Assignment = Output each record below exactly as it stands, leaving out the pictures.
[Opening Records for this exercise section]
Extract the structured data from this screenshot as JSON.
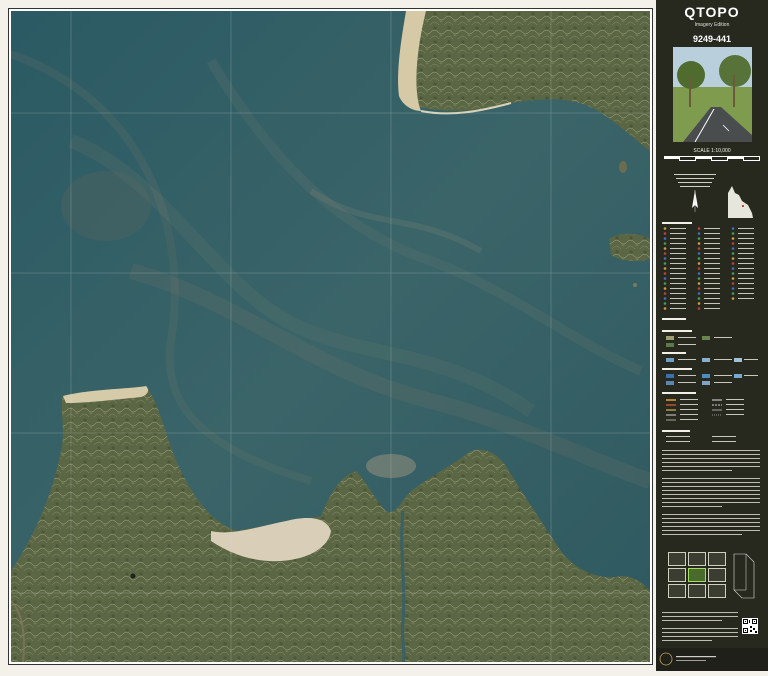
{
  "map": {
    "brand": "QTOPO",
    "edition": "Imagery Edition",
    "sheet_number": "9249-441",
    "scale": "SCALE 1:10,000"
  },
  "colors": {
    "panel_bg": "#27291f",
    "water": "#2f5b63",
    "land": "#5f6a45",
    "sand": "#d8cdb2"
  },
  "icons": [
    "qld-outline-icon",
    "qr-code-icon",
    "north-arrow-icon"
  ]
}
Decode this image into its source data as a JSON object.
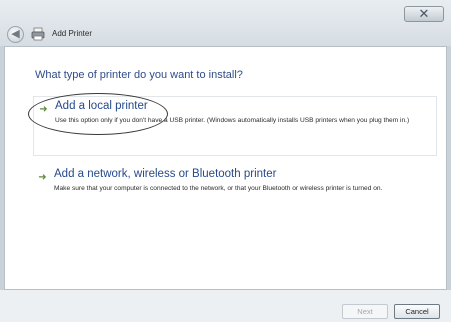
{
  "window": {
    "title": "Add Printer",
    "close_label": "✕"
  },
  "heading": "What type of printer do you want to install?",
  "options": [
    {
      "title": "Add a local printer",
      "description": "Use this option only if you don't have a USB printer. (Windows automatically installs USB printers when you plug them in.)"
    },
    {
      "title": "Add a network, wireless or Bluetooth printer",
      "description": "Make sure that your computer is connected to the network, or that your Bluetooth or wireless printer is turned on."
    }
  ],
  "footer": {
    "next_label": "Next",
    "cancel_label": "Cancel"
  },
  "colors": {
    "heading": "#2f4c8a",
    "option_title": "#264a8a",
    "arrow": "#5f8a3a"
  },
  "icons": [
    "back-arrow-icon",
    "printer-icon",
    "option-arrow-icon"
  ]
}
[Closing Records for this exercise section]
Solution to this task =
Extract the structured data from this screenshot as JSON.
{
  "map": {
    "brand": "QTOPO",
    "edition": "Imagery Edition",
    "sheet_number": "9249-441",
    "scale": "SCALE 1:10,000"
  },
  "colors": {
    "panel_bg": "#27291f",
    "water": "#2f5b63",
    "land": "#5f6a45",
    "sand": "#d8cdb2"
  },
  "icons": [
    "qld-outline-icon",
    "qr-code-icon",
    "north-arrow-icon"
  ]
}
Decode this image into its source data as a JSON object.
{
  "window": {
    "title": "Add Printer",
    "close_label": "✕"
  },
  "heading": "What type of printer do you want to install?",
  "options": [
    {
      "title": "Add a local printer",
      "description": "Use this option only if you don't have a USB printer. (Windows automatically installs USB printers when you plug them in.)"
    },
    {
      "title": "Add a network, wireless or Bluetooth printer",
      "description": "Make sure that your computer is connected to the network, or that your Bluetooth or wireless printer is turned on."
    }
  ],
  "footer": {
    "next_label": "Next",
    "cancel_label": "Cancel"
  },
  "colors": {
    "heading": "#2f4c8a",
    "option_title": "#264a8a",
    "arrow": "#5f8a3a"
  },
  "icons": [
    "back-arrow-icon",
    "printer-icon",
    "option-arrow-icon"
  ]
}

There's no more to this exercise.